▸ Work to be completed
Where does the word "Valves" appear in the data? Copy every line that holds it.

○ ○ ○ ○

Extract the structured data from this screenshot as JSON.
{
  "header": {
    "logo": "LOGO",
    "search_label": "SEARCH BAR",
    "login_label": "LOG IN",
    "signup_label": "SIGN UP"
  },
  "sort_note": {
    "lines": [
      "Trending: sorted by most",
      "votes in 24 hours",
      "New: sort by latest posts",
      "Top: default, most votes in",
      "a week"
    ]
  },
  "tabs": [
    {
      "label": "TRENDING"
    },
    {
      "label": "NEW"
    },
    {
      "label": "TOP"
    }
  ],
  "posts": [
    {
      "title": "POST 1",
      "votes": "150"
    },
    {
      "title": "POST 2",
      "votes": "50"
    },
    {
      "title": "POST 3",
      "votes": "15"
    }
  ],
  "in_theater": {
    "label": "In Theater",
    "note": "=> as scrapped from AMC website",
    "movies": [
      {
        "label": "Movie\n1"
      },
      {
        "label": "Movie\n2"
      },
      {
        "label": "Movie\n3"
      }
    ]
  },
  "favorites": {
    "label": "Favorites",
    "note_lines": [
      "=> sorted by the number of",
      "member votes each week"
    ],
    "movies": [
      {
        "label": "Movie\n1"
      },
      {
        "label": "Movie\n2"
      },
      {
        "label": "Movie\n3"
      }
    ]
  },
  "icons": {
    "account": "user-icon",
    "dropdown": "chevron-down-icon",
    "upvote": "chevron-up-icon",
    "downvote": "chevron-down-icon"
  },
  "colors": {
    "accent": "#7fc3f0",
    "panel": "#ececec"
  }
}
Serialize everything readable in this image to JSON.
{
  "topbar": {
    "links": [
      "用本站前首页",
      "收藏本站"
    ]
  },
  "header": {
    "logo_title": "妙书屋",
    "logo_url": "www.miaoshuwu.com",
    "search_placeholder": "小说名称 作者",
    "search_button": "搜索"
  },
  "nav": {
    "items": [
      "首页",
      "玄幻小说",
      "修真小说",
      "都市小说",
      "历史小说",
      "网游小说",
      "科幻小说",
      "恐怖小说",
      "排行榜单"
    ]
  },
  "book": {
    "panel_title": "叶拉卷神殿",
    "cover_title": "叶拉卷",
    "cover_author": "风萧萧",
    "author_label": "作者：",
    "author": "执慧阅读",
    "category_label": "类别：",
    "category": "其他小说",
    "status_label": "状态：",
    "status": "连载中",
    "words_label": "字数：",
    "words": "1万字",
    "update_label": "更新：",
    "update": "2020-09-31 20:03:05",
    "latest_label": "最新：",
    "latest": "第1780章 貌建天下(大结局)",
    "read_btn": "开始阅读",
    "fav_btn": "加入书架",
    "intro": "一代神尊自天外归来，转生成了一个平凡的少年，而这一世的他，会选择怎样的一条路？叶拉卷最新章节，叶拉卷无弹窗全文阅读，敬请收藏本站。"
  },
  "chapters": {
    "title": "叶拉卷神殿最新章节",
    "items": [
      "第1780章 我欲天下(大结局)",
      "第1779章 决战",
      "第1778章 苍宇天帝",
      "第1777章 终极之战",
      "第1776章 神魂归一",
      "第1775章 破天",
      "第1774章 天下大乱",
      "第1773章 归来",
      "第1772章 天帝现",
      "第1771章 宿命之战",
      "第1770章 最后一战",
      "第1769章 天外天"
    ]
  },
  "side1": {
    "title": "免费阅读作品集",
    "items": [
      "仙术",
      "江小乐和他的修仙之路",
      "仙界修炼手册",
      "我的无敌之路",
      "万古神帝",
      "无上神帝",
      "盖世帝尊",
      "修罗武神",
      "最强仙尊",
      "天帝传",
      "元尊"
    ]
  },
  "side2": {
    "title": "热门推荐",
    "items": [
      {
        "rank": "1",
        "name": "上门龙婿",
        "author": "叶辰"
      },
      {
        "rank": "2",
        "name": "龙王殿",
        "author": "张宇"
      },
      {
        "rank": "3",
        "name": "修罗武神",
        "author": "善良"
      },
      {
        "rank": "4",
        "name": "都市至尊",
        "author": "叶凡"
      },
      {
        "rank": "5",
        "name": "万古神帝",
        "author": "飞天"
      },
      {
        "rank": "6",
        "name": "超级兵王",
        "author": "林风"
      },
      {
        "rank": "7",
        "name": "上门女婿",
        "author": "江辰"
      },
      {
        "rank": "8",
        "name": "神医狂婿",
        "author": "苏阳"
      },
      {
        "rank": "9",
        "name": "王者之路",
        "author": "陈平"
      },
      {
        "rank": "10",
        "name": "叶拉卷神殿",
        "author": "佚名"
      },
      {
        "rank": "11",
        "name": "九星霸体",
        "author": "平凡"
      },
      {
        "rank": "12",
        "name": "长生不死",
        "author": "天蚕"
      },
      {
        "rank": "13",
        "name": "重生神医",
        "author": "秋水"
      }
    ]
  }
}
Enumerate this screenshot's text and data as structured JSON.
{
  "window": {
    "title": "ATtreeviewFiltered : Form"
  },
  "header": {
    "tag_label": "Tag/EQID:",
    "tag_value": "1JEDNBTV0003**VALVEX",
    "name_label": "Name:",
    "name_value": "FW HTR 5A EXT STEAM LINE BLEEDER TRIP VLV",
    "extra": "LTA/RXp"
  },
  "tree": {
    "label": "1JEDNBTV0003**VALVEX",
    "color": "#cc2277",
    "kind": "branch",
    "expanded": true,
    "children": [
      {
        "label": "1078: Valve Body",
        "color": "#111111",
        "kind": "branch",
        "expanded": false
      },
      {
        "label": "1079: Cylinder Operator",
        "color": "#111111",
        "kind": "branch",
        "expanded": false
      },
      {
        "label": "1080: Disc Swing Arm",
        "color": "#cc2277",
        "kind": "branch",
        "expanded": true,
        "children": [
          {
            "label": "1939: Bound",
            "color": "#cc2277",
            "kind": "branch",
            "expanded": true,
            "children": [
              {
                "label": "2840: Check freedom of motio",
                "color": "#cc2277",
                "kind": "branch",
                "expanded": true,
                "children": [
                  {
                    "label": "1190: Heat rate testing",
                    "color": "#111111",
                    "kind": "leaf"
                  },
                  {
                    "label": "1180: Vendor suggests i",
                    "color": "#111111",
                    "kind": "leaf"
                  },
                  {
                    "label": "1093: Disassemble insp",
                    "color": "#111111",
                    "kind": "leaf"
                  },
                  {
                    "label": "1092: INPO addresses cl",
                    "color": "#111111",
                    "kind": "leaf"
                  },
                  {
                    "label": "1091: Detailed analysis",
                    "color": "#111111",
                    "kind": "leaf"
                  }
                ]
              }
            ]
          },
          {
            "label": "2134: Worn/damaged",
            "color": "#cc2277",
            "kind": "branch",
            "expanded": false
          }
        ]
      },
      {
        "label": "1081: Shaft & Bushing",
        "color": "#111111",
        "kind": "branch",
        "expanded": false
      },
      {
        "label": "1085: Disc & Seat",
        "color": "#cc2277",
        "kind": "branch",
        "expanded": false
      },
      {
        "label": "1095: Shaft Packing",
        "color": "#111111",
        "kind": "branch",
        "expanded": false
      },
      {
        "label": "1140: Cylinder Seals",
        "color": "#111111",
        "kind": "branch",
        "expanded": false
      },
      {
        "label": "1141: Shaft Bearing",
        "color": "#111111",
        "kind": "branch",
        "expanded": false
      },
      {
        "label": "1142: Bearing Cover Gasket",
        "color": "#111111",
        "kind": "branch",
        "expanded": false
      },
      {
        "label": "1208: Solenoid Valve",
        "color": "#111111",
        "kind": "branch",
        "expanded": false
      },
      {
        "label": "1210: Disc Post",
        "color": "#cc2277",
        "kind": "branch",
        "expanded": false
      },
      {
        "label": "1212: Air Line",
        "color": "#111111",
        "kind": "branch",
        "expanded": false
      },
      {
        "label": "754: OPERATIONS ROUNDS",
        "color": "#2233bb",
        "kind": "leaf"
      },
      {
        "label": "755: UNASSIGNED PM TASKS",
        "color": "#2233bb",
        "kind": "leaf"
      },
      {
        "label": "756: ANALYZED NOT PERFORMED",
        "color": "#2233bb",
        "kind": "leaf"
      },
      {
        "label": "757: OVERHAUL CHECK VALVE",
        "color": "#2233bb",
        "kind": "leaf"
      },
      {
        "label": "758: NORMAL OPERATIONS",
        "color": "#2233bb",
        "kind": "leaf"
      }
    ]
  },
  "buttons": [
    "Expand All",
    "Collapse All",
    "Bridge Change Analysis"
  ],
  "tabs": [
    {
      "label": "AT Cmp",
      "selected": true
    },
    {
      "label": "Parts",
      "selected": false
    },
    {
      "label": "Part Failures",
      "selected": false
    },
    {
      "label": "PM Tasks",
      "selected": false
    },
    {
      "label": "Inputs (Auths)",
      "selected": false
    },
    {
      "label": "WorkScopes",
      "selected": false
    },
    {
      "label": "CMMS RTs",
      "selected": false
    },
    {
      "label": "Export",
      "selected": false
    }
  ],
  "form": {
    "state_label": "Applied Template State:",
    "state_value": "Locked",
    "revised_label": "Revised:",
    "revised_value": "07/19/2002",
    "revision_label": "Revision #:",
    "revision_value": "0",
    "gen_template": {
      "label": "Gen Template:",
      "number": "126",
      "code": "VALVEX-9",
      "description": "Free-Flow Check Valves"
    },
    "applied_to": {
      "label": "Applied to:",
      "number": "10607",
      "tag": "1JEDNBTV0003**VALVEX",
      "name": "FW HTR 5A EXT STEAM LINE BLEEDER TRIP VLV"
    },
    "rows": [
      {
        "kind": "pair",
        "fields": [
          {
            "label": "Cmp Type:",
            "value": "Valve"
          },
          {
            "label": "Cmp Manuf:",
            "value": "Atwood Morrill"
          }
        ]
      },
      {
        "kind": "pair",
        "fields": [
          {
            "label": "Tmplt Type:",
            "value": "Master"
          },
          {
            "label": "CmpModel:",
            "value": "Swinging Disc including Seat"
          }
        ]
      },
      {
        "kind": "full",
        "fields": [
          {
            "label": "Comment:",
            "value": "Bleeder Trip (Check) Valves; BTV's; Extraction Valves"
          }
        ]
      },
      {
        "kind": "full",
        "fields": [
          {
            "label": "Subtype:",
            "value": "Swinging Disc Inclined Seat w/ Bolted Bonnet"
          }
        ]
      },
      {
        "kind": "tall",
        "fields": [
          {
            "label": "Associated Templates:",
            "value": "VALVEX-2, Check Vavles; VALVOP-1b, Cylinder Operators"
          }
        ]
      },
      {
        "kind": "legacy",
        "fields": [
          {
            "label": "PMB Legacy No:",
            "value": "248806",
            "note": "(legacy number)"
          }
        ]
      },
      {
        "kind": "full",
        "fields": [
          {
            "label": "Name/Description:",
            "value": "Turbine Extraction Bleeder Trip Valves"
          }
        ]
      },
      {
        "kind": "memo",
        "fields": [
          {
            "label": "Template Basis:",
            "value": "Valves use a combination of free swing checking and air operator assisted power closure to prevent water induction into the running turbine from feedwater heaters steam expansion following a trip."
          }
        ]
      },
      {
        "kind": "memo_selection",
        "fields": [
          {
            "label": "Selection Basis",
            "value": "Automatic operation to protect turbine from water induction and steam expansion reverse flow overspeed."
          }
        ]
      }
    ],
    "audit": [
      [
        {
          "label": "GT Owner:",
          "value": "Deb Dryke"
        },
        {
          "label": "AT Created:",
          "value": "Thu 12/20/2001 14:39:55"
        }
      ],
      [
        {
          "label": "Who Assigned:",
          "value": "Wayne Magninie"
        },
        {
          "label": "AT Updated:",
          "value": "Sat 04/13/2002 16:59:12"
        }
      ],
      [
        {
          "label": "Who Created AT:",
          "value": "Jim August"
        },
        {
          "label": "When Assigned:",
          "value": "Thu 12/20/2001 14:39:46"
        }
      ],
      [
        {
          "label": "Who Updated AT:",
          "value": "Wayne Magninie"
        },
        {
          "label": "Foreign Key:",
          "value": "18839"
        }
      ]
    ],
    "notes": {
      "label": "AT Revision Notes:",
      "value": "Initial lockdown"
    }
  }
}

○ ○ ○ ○

▸ Solution to the problem
      "description": "Free-Flow Check Valves"
            "value": "Bleeder Trip (Check) Valves; BTV's; Extraction Valves"
            "value": "Turbine Extraction Bleeder Trip Valves"
            "value": "Valves use a combination of free swing checking and air operator assisted power closure to prevent water induction into the running turbine from feedwater heaters steam expansion following a trip."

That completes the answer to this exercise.